 In preparation for our trip we are going to be fundraising. Our total cost will be $3200.00 ($1600.00 apiece).  I am still in the process of organizing fundraisers but I want to ask all of our friends and family, if you would like to donate to our mission trip. Tate would like me to tell everyone, he will offer up any services he can do, yard work, walking dogs whatever to try and earn money for his fees. We would appreciate any contribution anyone gives. I do not have any kind of fancy donation page, so any donation would have to be done like old style fundraising with checks. I will be updating everyone thru my blog how close we are to our goal. 

 More than monetary donations that we would appreciate everyone’s thoughts and prayers as we prepare and of course when we are in Colombia. Thank you all for your time! Here is the link to the Orphan Hope International web site if you would like to check it out, they do lots of great things, and you might find something you want to get involved in.

March 30, 2011

8oz Coffee = 2

2tbls Creamer = 60

Sugar = 30

I cup Oatmeal with fruit & Honey = 290

Breakfast Total = 382

 Chick Fila Char grilled Chicken Salad = 180

Buttermilk Ranch = 160

Lunch Total = 340

 Pot roast with Carrots and Potatoes = 350

Dinner Total = 350

 Fage Yogurt = 130

Snack Total = 130

 Daily Total = 1202

March 29, 2011

8oz Coffee = 2

3tbls Creamer = 105

1 Truvia Packet = 0

I cup Oatmeal = 200

1 tbls Butter = 100

Brown Sugar = 70

Breakfast Total = 477

 Chicken Salad & Fruit = 400

Sweet Tea = 35

Lunch Total = 435

 2 corn tortillas = 110

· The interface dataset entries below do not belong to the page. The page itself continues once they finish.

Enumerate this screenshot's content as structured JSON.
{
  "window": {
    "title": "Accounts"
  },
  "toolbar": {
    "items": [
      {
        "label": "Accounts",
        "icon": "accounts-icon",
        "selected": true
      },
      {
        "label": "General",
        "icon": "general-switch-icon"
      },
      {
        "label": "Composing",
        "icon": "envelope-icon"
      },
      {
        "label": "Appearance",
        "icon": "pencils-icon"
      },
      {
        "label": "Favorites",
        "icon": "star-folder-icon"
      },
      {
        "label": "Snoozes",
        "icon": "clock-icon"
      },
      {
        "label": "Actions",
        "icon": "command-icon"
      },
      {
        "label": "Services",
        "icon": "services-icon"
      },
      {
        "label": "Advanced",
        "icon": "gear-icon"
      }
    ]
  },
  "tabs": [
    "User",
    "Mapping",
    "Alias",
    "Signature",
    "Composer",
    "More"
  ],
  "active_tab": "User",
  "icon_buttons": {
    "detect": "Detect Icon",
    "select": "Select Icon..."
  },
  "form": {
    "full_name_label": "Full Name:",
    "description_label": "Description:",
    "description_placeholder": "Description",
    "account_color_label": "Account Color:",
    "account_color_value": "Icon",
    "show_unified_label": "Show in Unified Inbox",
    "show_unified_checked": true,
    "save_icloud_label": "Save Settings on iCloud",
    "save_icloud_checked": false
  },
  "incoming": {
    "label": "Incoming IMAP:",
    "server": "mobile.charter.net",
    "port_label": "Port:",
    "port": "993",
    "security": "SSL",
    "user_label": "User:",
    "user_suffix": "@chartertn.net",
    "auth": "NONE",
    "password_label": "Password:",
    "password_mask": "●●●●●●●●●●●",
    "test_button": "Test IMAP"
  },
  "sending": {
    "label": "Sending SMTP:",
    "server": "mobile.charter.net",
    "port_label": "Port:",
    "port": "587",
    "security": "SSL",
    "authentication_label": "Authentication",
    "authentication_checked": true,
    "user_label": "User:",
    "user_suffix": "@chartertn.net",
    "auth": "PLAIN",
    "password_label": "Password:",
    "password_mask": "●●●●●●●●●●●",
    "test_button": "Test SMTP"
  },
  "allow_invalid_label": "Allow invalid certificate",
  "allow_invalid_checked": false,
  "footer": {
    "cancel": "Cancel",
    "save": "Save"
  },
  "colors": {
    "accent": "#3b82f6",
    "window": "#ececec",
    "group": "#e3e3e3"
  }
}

3oz Rotisserie Chicken = 170

2 tbls Basil Pesto = 35

Fetta = 40

Dinner Total = 355

 Fage Yogurt = 160

Snack Total = 160

 Daily Total = 1427